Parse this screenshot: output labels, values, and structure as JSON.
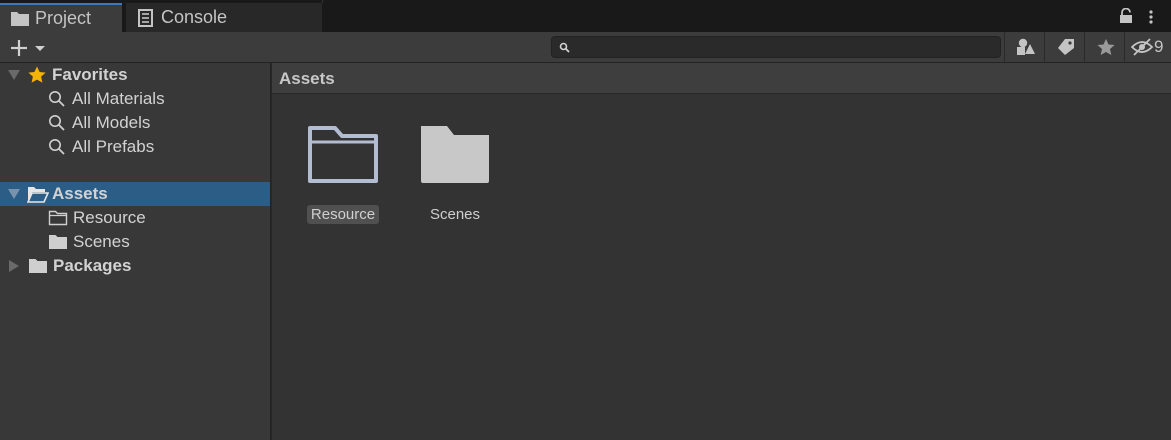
{
  "tabs": [
    {
      "label": "Project",
      "icon": "folder-icon",
      "active": true
    },
    {
      "label": "Console",
      "icon": "console-icon",
      "active": false
    }
  ],
  "toolbar": {
    "search_value": "",
    "hidden_count": "9"
  },
  "sidebar": {
    "favorites": {
      "label": "Favorites",
      "items": [
        {
          "label": "All Materials"
        },
        {
          "label": "All Models"
        },
        {
          "label": "All Prefabs"
        }
      ]
    },
    "assets": {
      "label": "Assets",
      "selected": true,
      "children": [
        {
          "label": "Resource"
        },
        {
          "label": "Scenes"
        }
      ]
    },
    "packages": {
      "label": "Packages"
    }
  },
  "main": {
    "breadcrumb": "Assets",
    "items": [
      {
        "label": "Resource",
        "selected": true,
        "icon": "folder-outline-icon"
      },
      {
        "label": "Scenes",
        "selected": false,
        "icon": "folder-icon"
      }
    ]
  },
  "colors": {
    "selection": "#2c5d87",
    "accent": "#3a79bb",
    "star": "#f4b400",
    "folder_selected": "#b3bdd1",
    "folder": "#c8c8c8"
  }
}
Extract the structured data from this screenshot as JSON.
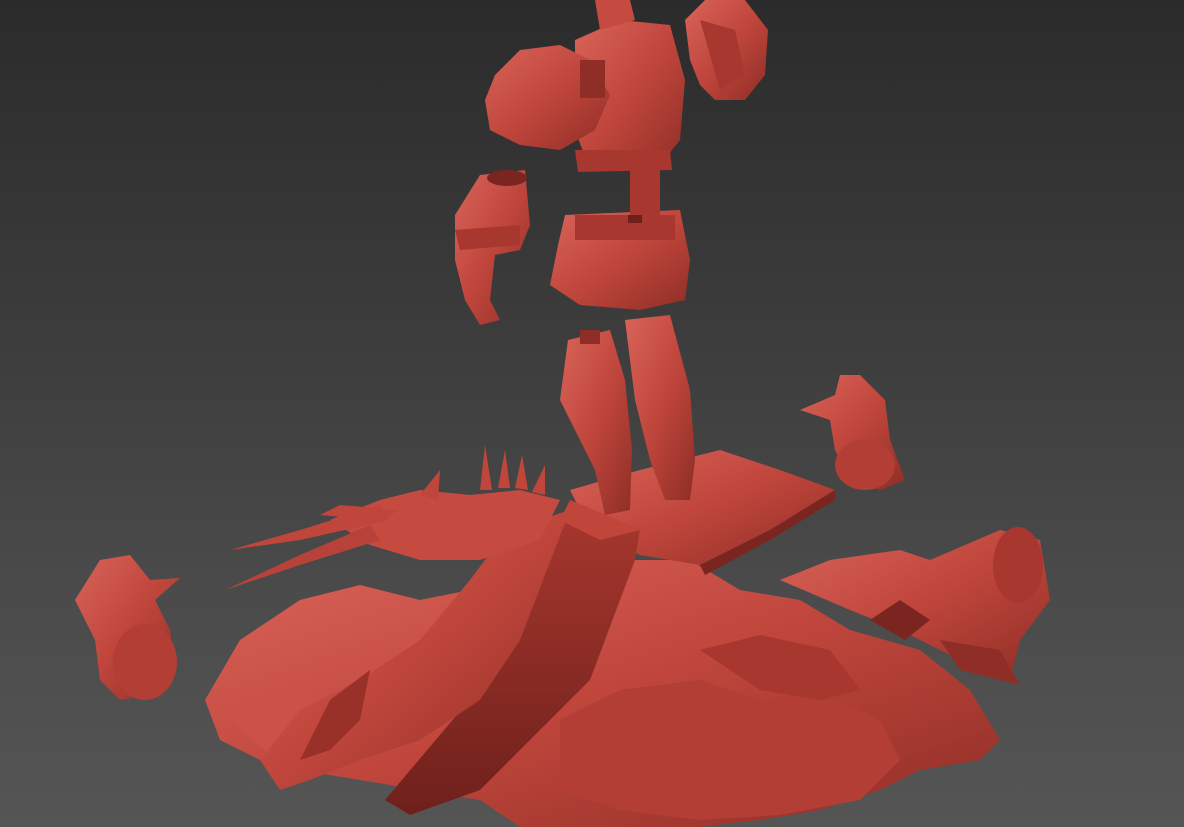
{
  "viewport": {
    "label": "",
    "background_top": "#2b2b2b",
    "background_bottom": "#555555"
  },
  "model": {
    "material_color": "#c0463c",
    "shadow_color": "#7a2520",
    "highlight_color": "#d9645a",
    "parts": [
      "knight-helmet-left",
      "knight-helmet-right",
      "knight-torso",
      "knight-arm-gauntlet",
      "knight-skirt",
      "knight-legs",
      "dragon-body",
      "dragon-wing-left",
      "dragon-wing-right",
      "rock-base",
      "broken-column",
      "cut-section-slab"
    ]
  }
}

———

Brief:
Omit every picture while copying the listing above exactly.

Output below:
Parse this screenshot: output labels, values, and structure as JSON.
{
  "tabs": [
    {
      "label": "Project",
      "icon": "folder-icon",
      "active": true
    },
    {
      "label": "Console",
      "icon": "console-icon",
      "active": false
    }
  ],
  "toolbar": {
    "search_value": "",
    "hidden_count": "9"
  },
  "sidebar": {
    "favorites": {
      "label": "Favorites",
      "items": [
        {
          "label": "All Materials"
        },
        {
          "label": "All Models"
        },
        {
          "label": "All Prefabs"
        }
      ]
    },
    "assets": {
      "label": "Assets",
      "selected": true,
      "children": [
        {
          "label": "Resource"
        },
        {
          "label": "Scenes"
        }
      ]
    },
    "packages": {
      "label": "Packages"
    }
  },
  "main": {
    "breadcrumb": "Assets",
    "items": [
      {
        "label": "Resource",
        "selected": true,
        "icon": "folder-outline-icon"
      },
      {
        "label": "Scenes",
        "selected": false,
        "icon": "folder-icon"
      }
    ]
  },
  "colors": {
    "selection": "#2c5d87",
    "accent": "#3a79bb",
    "star": "#f4b400",
    "folder_selected": "#b3bdd1",
    "folder": "#c8c8c8"
  }
}
Extract the structured data from this screenshot as JSON.
{
  "viewport": {
    "label": "",
    "background_top": "#2b2b2b",
    "background_bottom": "#555555"
  },
  "model": {
    "material_color": "#c0463c",
    "shadow_color": "#7a2520",
    "highlight_color": "#d9645a",
    "parts": [
      "knight-helmet-left",
      "knight-helmet-right",
      "knight-torso",
      "knight-arm-gauntlet",
      "knight-skirt",
      "knight-legs",
      "dragon-body",
      "dragon-wing-left",
      "dragon-wing-right",
      "rock-base",
      "broken-column",
      "cut-section-slab"
    ]
  }
}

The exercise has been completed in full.